> _WHAT YOU NEED TO DO_
Filter these entries, keeping only lines that hold the word "arcgis".

> _WORKING DATA_
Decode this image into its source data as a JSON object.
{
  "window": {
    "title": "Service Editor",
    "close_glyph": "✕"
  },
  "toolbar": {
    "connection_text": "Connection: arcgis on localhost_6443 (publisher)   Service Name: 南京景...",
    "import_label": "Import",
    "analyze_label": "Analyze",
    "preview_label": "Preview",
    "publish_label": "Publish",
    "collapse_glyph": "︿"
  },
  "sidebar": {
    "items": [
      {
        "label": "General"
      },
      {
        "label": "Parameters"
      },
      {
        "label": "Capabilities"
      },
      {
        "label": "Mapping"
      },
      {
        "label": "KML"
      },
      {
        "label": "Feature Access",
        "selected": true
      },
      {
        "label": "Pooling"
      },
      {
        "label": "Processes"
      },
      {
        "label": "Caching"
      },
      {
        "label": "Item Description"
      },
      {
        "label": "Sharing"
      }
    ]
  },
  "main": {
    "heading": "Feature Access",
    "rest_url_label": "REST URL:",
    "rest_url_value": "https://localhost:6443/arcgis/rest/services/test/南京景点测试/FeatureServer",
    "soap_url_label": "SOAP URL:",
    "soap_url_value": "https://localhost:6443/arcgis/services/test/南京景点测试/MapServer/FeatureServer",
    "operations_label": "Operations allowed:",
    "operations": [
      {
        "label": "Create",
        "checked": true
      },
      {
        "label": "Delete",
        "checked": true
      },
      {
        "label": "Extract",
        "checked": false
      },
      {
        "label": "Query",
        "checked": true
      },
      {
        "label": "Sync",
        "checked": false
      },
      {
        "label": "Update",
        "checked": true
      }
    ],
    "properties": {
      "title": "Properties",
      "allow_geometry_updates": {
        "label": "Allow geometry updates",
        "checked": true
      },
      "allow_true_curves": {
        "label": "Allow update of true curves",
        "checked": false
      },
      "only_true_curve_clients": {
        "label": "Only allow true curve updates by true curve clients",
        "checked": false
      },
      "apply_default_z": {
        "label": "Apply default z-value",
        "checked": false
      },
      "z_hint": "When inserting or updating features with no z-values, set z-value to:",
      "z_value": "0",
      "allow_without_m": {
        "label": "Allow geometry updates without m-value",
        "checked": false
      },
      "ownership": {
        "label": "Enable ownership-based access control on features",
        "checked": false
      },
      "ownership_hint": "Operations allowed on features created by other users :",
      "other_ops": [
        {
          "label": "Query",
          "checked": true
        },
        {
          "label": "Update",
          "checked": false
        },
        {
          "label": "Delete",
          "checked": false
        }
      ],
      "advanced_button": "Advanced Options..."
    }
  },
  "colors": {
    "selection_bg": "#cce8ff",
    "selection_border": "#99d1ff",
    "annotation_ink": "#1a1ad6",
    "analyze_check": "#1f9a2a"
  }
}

> _REPLY TO THE EXERCISE_
    "connection_text": "Connection: arcgis on localhost_6443 (publisher)   Service Name: 南京景...",
    "rest_url_value": "https://localhost:6443/arcgis/rest/services/test/南京景点测试/FeatureServer",
    "soap_url_value": "https://localhost:6443/arcgis/services/test/南京景点测试/MapServer/FeatureServer",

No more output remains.